One issue that gets cited with the WFRP 4e rules is that wizards are too powerful. There are two reasons for this, that when combined cause the issue.
- Following the rules as written, Advantage affects Language (Magick) Tests and therefore increases the SLs you can achieve when casting spells.
- Under the Overcasting rules every 2 SLs over the CN can be used to increase either the Range, Area of Effect, Duration or Targets. Additionally some spells have extra Overcast options listed in their spell description.
The spell that gets mentioned most as an exploit is Dart. It’s a CN 0 Petty Spell which means that it is very easy to cast and therefore very easy to Overcast. With spiralling Advantage and even a moderately high Language (Magick) skill, wizards can decimate multiple opponents and leave their comrades standing in the dust wondering what just happened.
If we assume that spell casting is like anything else in the real world and that to excel takes a lot of effort, then we can assume that the more you push the limits, the harder it should be to push even further.

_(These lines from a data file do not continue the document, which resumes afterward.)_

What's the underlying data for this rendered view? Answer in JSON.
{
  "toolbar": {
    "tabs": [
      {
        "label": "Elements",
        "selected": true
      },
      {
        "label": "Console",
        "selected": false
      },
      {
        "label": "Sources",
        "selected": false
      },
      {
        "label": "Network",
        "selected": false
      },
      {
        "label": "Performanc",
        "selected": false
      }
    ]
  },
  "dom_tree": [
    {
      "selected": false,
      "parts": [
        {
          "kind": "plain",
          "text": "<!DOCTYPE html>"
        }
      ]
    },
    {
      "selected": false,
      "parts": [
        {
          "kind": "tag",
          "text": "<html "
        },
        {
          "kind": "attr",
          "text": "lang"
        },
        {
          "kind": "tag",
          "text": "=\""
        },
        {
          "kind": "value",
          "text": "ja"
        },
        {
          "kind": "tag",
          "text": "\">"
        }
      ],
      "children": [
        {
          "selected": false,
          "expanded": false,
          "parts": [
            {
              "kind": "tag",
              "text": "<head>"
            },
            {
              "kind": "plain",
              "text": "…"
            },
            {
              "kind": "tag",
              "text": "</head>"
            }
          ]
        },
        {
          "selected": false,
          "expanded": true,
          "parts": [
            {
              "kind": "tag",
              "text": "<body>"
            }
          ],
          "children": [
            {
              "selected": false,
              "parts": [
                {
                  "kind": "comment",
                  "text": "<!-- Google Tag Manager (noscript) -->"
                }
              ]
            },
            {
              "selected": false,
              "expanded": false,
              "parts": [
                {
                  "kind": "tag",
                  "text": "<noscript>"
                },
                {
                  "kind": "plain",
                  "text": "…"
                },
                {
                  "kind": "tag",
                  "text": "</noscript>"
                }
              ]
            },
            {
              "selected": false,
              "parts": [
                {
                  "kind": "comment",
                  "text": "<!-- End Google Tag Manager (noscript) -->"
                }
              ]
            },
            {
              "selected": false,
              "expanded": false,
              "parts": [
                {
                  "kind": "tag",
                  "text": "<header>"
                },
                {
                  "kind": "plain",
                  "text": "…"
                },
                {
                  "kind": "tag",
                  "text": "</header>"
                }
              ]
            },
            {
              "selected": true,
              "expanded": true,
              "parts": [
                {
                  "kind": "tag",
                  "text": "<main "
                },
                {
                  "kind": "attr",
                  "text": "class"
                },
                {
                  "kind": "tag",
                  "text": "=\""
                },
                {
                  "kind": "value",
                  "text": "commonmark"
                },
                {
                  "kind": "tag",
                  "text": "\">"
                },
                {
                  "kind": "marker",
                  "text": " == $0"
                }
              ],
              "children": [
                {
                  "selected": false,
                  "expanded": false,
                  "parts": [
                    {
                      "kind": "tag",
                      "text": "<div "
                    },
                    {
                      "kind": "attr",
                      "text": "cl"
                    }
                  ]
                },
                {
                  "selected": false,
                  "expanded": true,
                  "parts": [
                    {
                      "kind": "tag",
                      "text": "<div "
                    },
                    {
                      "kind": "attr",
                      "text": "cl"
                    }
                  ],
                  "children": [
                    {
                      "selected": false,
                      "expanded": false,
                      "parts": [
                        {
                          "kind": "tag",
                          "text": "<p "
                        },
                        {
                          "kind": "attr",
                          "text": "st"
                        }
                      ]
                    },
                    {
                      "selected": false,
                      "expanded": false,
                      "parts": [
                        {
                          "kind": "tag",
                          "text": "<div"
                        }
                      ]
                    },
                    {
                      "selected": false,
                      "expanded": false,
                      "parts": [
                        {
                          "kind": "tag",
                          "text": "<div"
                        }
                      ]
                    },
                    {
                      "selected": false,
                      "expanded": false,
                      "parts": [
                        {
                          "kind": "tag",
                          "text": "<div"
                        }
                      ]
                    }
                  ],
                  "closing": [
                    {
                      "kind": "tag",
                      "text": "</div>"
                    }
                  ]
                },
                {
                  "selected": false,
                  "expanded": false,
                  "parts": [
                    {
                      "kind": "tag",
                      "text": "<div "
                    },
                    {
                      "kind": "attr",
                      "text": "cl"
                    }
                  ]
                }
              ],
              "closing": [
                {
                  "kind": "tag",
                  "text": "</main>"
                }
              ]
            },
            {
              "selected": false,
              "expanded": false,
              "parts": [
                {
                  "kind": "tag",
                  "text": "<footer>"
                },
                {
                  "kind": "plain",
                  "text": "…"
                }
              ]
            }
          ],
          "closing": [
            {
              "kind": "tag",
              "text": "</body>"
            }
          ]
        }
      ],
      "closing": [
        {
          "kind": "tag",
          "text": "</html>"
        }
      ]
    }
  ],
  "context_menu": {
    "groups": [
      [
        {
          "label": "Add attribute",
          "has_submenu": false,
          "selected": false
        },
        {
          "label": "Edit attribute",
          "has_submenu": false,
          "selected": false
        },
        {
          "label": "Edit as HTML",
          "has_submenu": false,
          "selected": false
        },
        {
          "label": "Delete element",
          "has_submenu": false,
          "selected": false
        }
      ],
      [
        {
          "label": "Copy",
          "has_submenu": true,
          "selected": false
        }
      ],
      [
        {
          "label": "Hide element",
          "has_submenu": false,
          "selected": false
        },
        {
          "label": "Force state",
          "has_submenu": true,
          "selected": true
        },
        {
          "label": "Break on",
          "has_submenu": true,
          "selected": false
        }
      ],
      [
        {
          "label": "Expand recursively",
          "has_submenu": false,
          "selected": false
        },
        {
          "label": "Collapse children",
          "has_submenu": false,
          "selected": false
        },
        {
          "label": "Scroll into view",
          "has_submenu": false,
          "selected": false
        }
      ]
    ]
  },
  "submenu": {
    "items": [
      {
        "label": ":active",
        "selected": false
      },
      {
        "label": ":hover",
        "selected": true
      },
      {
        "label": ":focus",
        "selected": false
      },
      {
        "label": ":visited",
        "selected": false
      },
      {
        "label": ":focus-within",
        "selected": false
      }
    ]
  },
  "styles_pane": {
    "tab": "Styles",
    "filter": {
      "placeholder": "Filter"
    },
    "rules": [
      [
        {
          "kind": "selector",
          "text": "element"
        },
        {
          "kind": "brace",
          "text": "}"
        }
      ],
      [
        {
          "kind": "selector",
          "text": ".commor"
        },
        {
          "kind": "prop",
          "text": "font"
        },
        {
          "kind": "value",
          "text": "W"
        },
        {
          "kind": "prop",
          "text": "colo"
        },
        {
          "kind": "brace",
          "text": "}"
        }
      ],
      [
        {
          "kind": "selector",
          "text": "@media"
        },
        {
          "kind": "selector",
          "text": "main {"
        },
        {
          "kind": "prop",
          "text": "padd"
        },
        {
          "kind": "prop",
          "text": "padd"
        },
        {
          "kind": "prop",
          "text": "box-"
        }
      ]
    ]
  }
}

So perhaps an elegant solution to the problem is to increase the cost in SLs for successive Overcasts using the formula below.
Overcast Cost SLs = 2 + the total number of Overcasts of that type already used
Example: Rutger has a Language (Magick) skill of 53 and is casting Dart. He rolls a 12 and scores 4 SLs over the CN of the spell. Normally that means he could choose 2 extra Targets for the spell, but using the optional rules the cost to increase the number of Targets by 2 would in fact be 5 SL. The first extra Target would cost 2 SLs as normal (2+0), but the second would cost 3 SLs (2+1). Clearly with 4 SLs in total Rugter can only increase the number of Targets once. What can Rutger do with those other 2 SLs? He could increase the Range instead, perhaps choosing a second Target that is further away.
Example: Rutger has been fighting for a few rounds and now has 3 Advantage. He casts Dart and this time rolls 03 vs a target of 83 once Advantage has been factored in. That’s 8 SLs! Using the normal Overcasting rules Rutger could spend all 8 SLs on 4 extra Targets, hitting 5 in total! However, using the optional Overcasting rules Rutger decides to hit as many opponents as possible with the following Overcasting Costs.
1st Target Overcast: 2 SLs
2nd Target Overcast 3 SLs
3rd Target Overcast 4 SLs
If Rutger had 9 SLs instead of 8 SLs, he could have chosen 3 extra Targets. Instead he spends 5 Overcast SLs for 2 extra Targets, leaving 3 Overcast SLs to spend on Range if he needs to.
You can see from the examples above that it starts to become very expensive if you concentrate on one particular Overcast, but that is fine because with high skills, bonus SLs from Talents and Advantage all stacking (and not even mentioning Channelling), wizards can get some crazily high SLs while casting.